We visited a mining museum and there had tea or coffee. We then drove to the far end of a side valley until we could travel no further, reaching the entrances to the Cambrian Colliery mineshafts. They were sealed, almost hidden among the trees that have grown on the hillside since, making it beautiful. Here also an area has been fashioned with bits of mine equipment and a decorative wall to serve as a reminder of the harsh industry that formerly sprawled across this region as an infected wound, black and festering. What remained was a memorial for the 1965 mine explosion that killed thirty-one miners, Stephen’s uncle among them.
Before we left the Rhondda Valley, Stephen directed Brian to drive us high up a mountainside with a panoramic view. Best of all, there, high above the valley, were scattered stones that offered some semblance of the foundations of an Iron Age encampment that once occupied the place.
It was autumn before we would make our third and final sally, this time to Ken’s Swansea. And this time we could all fit into Brian’s tiny Renault. Kevin, being younger, couldn’t join us. He still worked for a living while the rest of us were retired.
Ken’s successful career and expanding family meant a series of homes, each an improvement on the last. But the first one, the one into which he was born, that house was missing. The lot was deserted and grown over with trees and shrubs behind a low stone wall.
Wherever you go there are churches. Ken took us to a portion of the Wales Coast Path, a trail of over 870 miles that outlines nearly the entire coastline of Wales, except for 20% where you are out of sight of the coast because some landowners would not allow it to cross their property. We walked 870 feet of it to reach Saint Illtyd’s Church on Oxwich Bay. It is tucked into the wooded hillside and not seen until you are close.
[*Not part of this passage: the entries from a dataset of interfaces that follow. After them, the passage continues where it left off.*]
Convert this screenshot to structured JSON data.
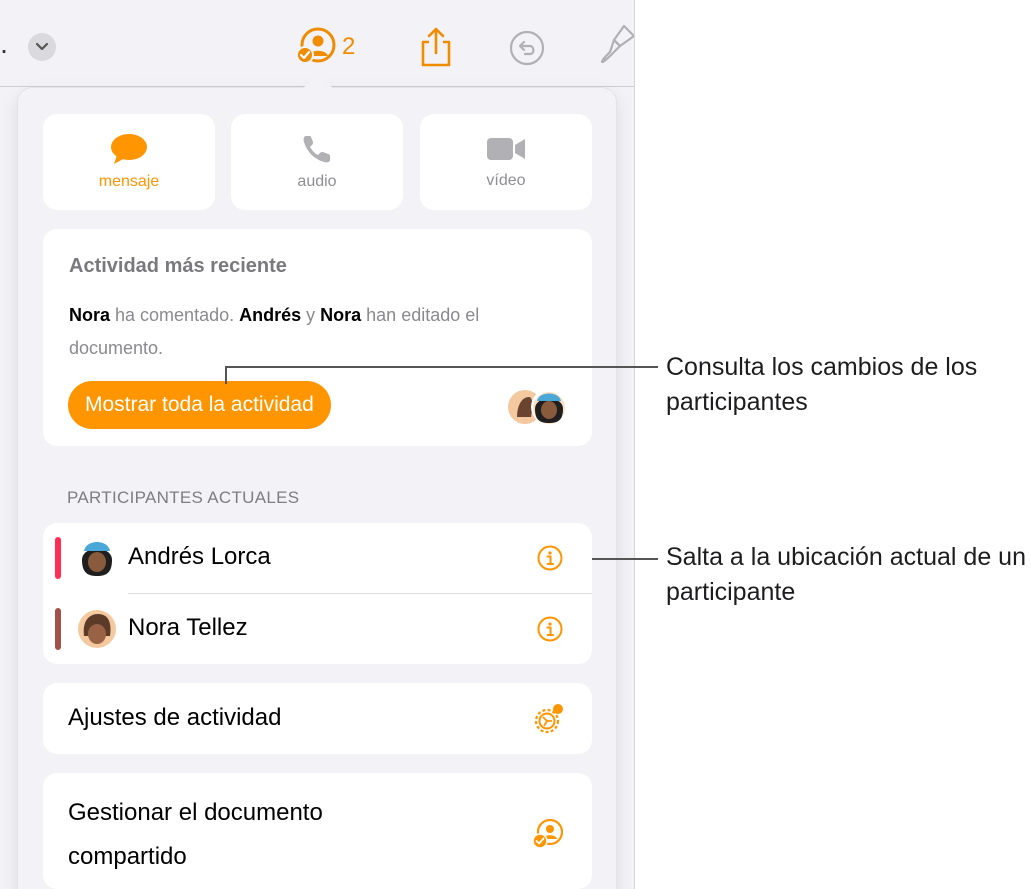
{
  "toolbar": {
    "collaborators_count": "2"
  },
  "communication": {
    "message_label": "mensaje",
    "audio_label": "audio",
    "video_label": "vídeo"
  },
  "activity": {
    "title": "Actividad más reciente",
    "name1": "Nora",
    "text1": " ha comentado. ",
    "name2": "Andrés",
    "text2": " y ",
    "name3": "Nora",
    "text3": " han editado el documento.",
    "show_all_label": "Mostrar toda la actividad"
  },
  "participants": {
    "header": "PARTICIPANTES ACTUALES",
    "list": [
      {
        "name": "Andrés Lorca",
        "color": "#ff2d55"
      },
      {
        "name": "Nora Tellez",
        "color": "#a2524a"
      }
    ]
  },
  "settings": {
    "activity_settings_label": "Ajustes de actividad",
    "manage_label": "Gestionar el documento compartido"
  },
  "callouts": {
    "activity_changes": "Consulta los cambios de los participantes",
    "jump_location": "Salta a la ubicación actual de un participante"
  },
  "colors": {
    "accent": "#ff9500",
    "background": "#f2f2f7"
  }
}
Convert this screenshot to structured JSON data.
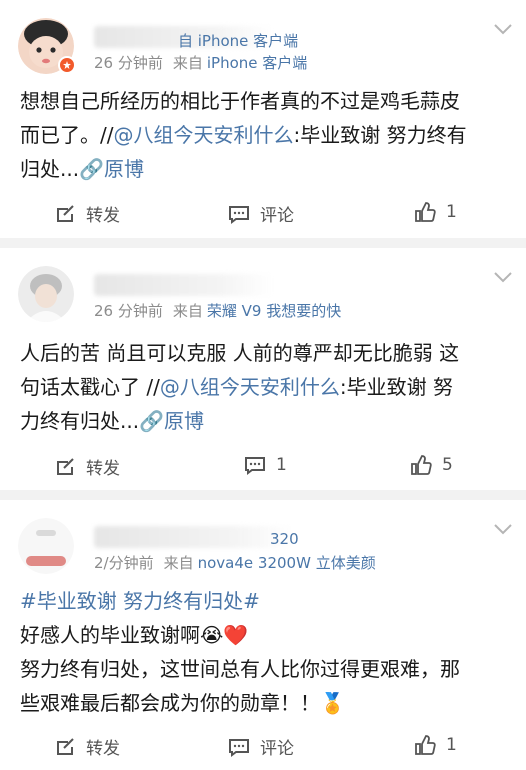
{
  "posts": [
    {
      "time": "26 分钟前",
      "source_prefix": "来自",
      "source": "iPhone 客户端",
      "name_ghost": "自 iPhone 客户端",
      "content": {
        "line1": "想想自己所经历的相比于作者真的不过是鸡毛蒜皮",
        "line2_text": "而已了。//",
        "line2_mention": "@八组今天安利什么",
        "line2_rest": ":毕业致谢 努力终有",
        "line3_text": "归处...",
        "line3_link": "🔗原博"
      },
      "actions": {
        "repost": "转发",
        "comment": "评论",
        "like_count": "1"
      }
    },
    {
      "time": "26 分钟前",
      "source_prefix": "来自",
      "source": "荣耀 V9 我想要的快",
      "content": {
        "line1": "人后的苦 尚且可以克服 人前的尊严却无比脆弱 这",
        "line2_text": "句话太戳心了 //",
        "line2_mention": "@八组今天安利什么",
        "line2_rest": ":毕业致谢 努",
        "line3_text": "力终有归处...",
        "line3_link": "🔗原博"
      },
      "actions": {
        "repost": "转发",
        "comment_count": "1",
        "like_count": "5"
      }
    },
    {
      "time": "2/分钟前",
      "source_prefix": "来自",
      "source": "nova4e 3200W 立体美颜",
      "name_ghost": "320",
      "content": {
        "line1_tag": "#毕业致谢 努力终有归处#",
        "line2": "好感人的毕业致谢啊",
        "line2_emoji": "😭❤️",
        "line3": "努力终有归处，这世间总有人比你过得更艰难，那",
        "line4": "些艰难最后都会成为你的勋章！！",
        "line4_emoji": "🏅"
      },
      "actions": {
        "repost": "转发",
        "comment": "评论",
        "like_count": "1"
      }
    }
  ],
  "colors": {
    "link": "#4a76a8",
    "meta": "#8c8c8c",
    "text": "#1a1a1a",
    "badge": "#f25a2b",
    "bg": "#f2f2f2"
  },
  "icons": [
    "repost-icon",
    "comment-icon",
    "like-icon",
    "chevron-down-icon",
    "verified-badge-icon"
  ]
}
The sandy beach of the bay gave way to rocks and the small church was not very far up the hill. It was surrounded by graves that appeared thrown about by a restless ground. For that it felt ancient, but we found no graves older than the 18th century and at least one grave as recent as 2017.
A padlock kept us from entering the church. A sign explained that the building was 13th century, the bell tower 14th century. But the site has had a “Christian building” on it since the 6th century, perhaps a monk’s cell.
What we didn’t know at the time is we could have gotten the key from the Rector. Inside we would have found the Sutton Stone font, alleged to have been brought to the church by the saint himself.
As hard as I tried to observe as much as I could, I missed wonderful features I read about later after returning home. I had not noticed the haunted well at the top of the graveyard, although it had dried up and was no longer a fit place for a Ceffyl Dŵr [mythical water horse]. I had not seen the grave of the British sailor “known unto God” whose body washed onto Oxwich Bay during the Great War.
It was getting late and we left the church to return to the car. I pointed to the long crescent beach of Oxwich Bay and told Ken I would come back and install a plaque there. He asked why. It was the spot he identified earlier as where he lost his virginity when he was eighteen, parked on the beach, in the backseat of his red Ford Consol 2000E, the four-door, an automatic, with black vinyl roof and beige cloth seats.
Last Friday, we five met as usual for cocktails and conversations, and spoke about our three sallies. My new, dear friends taught me a new Welsh word: hiraeth.